Getting back on track

Once I made the bold decision to leave with no safety net to fall into – everything (professionally and personally) started to change – I was happy, full of energy and things started getting back on track!  While I had a plan, I didn’t have another job lined up (and that can be a scary thing considering bills, house etc.) – but I had/have confidence, optimism, and my testing skill-set that I am always working on expanding. It was a bold risk I took and I’m happy I took it. Things fell quickly back into place and I enjoyed the second half of the year much more at my “new” job and was having fun outside of work, and was also able to focus my energy on learning more about software testing once again and doing the things I enjoyed doing.

Wait – what about those plans?

There were a few plans and goals I had for 2014 that I wasn’t able “execute” in my roller coaster of a year. After CAST2013 (after which I was so pumped up to attend the next CAST), I wasn’t able to attend CAST2014 as I had planned too.  I can’t get that back but I will be at CAST2015!  After successfully completing the BBST Foundations course in 2013 I had planned to take the BBST Bug Advocacy course but with everything going on and the course schedule, it just didn’t pan out.  On the plus side, I am going to take the course this year and I’m looking forward to the learning experience and challenge!

Ending off the year

I ended off the year happy, relaxed and reading a book on the beautiful beaches of Varadero, Cuba.  I feel refreshed, energized, and extremely focused (professionally and personally) starting off this new year.  While I still progressed as a Software Tester in 2014, it wasn’t the type of progress and “jump” I experienced in 2013 – which is okay.  I learned a lot of valuable lessons as a professional and as a human being from the negative situation I found myself in.  I learned to turn things around and that only I had the power to do so.  While I try not to live with regrets, if I could go back and do things a bit differently I would – but knowing that now, is a part of what learning is about.

KMF – 2015 here I come!

Jan 15

Learning with colleagues

Depending on certain variables it can sometimes be rare or popular (at the opposite end of the spectrum) to meet somebody at work, on your team who is as passionate about the craft (and getting better at it) as you are. These dependent variables (among many) can be company, company culture, team, team structure, projects, communication methods, technology, and of course colleagues themselves.

Working as a consultant you meet many people. I recently met a fellow Software Tester very interested in learning more about certain approaches to testing and to become a better, skilled (building on current skill level) Software Tester – very similar to myself.
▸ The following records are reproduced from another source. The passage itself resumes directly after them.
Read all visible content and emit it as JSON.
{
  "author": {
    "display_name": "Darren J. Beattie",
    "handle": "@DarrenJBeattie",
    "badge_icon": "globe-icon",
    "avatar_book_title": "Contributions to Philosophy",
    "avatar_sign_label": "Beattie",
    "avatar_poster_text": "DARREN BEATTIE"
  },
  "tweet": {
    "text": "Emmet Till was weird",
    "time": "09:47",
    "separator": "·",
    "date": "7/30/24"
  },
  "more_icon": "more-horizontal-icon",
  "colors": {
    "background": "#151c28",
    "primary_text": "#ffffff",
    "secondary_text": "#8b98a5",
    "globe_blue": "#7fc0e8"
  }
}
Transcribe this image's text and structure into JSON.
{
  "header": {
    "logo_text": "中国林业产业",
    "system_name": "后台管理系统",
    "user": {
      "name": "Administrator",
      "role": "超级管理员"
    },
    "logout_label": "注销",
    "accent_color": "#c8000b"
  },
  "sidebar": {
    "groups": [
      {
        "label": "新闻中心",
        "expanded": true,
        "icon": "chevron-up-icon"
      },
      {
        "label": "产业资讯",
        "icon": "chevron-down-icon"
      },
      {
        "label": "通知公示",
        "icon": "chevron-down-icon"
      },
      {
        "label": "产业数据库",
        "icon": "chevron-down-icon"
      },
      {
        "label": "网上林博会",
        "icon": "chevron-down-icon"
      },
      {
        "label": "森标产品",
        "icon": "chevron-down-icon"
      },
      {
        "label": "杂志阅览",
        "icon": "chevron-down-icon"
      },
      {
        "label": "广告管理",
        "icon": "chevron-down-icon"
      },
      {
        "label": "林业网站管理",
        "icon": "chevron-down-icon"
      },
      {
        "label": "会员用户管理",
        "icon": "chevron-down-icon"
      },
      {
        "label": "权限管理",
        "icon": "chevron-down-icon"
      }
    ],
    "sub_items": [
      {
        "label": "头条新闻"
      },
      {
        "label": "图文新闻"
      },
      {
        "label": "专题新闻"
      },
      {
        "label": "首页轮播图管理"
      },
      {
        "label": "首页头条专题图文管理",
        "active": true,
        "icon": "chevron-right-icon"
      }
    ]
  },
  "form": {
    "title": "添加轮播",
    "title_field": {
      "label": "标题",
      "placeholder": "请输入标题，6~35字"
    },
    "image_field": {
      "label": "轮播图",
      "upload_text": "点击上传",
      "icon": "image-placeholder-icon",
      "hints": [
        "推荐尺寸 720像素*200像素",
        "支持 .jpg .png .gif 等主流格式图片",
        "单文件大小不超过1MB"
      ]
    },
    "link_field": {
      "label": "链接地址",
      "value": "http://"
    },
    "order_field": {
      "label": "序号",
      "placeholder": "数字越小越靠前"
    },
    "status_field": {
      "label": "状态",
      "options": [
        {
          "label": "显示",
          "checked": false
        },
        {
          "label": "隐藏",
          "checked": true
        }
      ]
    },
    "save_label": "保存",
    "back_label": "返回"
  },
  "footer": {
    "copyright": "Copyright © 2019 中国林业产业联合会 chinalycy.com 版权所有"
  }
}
One of the areas of testing he’s worked with and is working on becoming better at is Performance Testing. Of course Scott Barber’s name came up as we’ve both read a lot of his work and apply what we’ve learned from the content where applicable. My colleague at work has more knowledge and skill than me in the area of Performance Testing – it’s actually an area of testing where I want to improve my skill level (and working towards that goal).

One technology I’ve worked with considerably and improved my knowledge & skill level (and continuing to improve) over the last 4-5 years is testing applications built on SOA. I’ve worked with both SoapUI Pro and SOAPSonar as my primary testing tools. I’ve created and executed operational + inter-operational tests based on what I was testing and the way in which the back-end service would be used (or be called) in a production environment by actual users. I have more knowledge and skill than my colleague testing applications built on SOA – testing applications built on SOA is something he’s very interested in and wants to improve his skill level.

We’ve agreed to share and exchange knowledge, test approaches, technical knowledge regarding different tools & how to use them, the different types of applications we’ve tested, and documentation we’ve created to aid in test setup & execution over the next few weeks. Of course there is the intersection where SOA based tools may be used to do performance tests.

Looking forward to the learning curve ahead!